There’s something very tender about the things which affect our emotions, and it may have something to do with our connection to and yearning for the eternal, which lives inside of us, but can be difficult to pin down in words.
I believe there is a part of us that remembers things from so long ago that we can’t acknowledge them without a bit of confusion- but we know that we are somehow connected to events, people, places in the past. It’s when we get lost in the reverie that we feel strongly tied to something much greater than ourselves, or our experiences thus far in this lifetime.
I’ve drummed for hundreds of women, and there are always some who feel very at home in the outer realms, and do not wish to return when the callback sounds. That sense of home is always calling to us. If we can allow ourselves to know that it is there, and that it lives inside of us, always on the ready to radiate it’s light outward, it may bring a comfort. Sometimes only the comfort of the eternal will do.

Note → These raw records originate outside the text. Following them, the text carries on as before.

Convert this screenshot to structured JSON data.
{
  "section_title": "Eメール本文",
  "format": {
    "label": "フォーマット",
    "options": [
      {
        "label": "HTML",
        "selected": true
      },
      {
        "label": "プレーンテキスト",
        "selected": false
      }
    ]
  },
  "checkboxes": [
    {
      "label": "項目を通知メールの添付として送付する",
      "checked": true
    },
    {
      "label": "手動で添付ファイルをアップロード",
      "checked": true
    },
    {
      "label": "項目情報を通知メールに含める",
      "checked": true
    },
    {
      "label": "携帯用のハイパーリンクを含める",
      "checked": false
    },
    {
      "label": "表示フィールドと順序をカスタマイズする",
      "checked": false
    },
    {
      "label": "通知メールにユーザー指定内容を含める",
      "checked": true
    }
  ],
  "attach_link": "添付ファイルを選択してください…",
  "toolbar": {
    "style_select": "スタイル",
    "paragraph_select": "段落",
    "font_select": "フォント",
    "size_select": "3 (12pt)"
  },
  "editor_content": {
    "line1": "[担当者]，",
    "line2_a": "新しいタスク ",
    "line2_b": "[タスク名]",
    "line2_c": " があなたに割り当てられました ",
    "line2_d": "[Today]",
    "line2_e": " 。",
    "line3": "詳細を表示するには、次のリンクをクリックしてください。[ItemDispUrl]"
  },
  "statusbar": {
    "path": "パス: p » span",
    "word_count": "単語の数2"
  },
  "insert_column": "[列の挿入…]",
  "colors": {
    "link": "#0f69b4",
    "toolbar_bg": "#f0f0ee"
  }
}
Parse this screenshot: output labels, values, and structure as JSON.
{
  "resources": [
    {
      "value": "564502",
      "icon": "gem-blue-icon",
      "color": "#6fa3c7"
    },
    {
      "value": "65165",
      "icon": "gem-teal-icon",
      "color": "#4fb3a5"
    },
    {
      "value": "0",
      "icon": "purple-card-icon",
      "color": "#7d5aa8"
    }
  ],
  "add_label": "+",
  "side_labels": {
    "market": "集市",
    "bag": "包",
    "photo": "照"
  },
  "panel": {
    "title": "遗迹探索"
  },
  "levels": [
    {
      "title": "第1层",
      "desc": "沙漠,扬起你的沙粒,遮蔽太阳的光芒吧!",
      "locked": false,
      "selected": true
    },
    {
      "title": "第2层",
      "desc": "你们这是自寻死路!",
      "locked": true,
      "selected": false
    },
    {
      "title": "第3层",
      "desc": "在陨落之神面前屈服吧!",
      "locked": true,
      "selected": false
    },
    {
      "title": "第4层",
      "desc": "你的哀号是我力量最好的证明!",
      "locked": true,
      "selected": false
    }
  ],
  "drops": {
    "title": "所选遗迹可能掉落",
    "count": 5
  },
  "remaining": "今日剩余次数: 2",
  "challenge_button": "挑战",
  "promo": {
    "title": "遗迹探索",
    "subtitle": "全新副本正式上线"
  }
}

A couple of weeks ago my dad came to help us stack a LOT of hay in the barn for winter. Forty-four tons, to be exact, which is a mega-youknowwhat-load. He came in snuggled into a San Francisco airport sweatshirt on a ninety-degree day and went immediately to bed. After two days of me asking a million questions and him feeling terrible, we went to ER. It was quickly determined that he had a UTI and was put on IV antibiotics, fluids and checked in. After ultrasound, it was discovered that his non-functioning kidney was still just producing enough urine to be pesky, and two stones were stuck in the ureter, blocking the flow- and he’d need to have a stent put in. You need to also know that he’s had three surgeries this year to blast the stones which fill his other kidney, the only working one, which has taken a toll on it’s health and functionality. This man has two stents in the main artery of his heart and now one in each kidney. Flow. Flow. The lessons are not lost on me.
A four day stay at a resort-like hospital here in Redmond caused him to miss his flight home and so we got to keep him a extra few days. Being mostly laid up, all we had to do was tell stories about his childhood and the way things were “back then”. Stories about hunting deer in Oklahoma, and his family’s migration to California, how grandma wanted to keep him back there and send him to school, but his mama and daddy wouldn’t allow it. More stories about pranking guys in the grocery store he started working in at thirteen, and all of the men he looked up to and occasionally got taken advantage of.
I think the memories which cause us the most joy also cause the most pain. We beautiful humans are yearning creatures, knowing the safety of the womb, fearing the call home and also knowing it. We can recognize it in one another in fleeting moments, when space and time stop and recall is clear.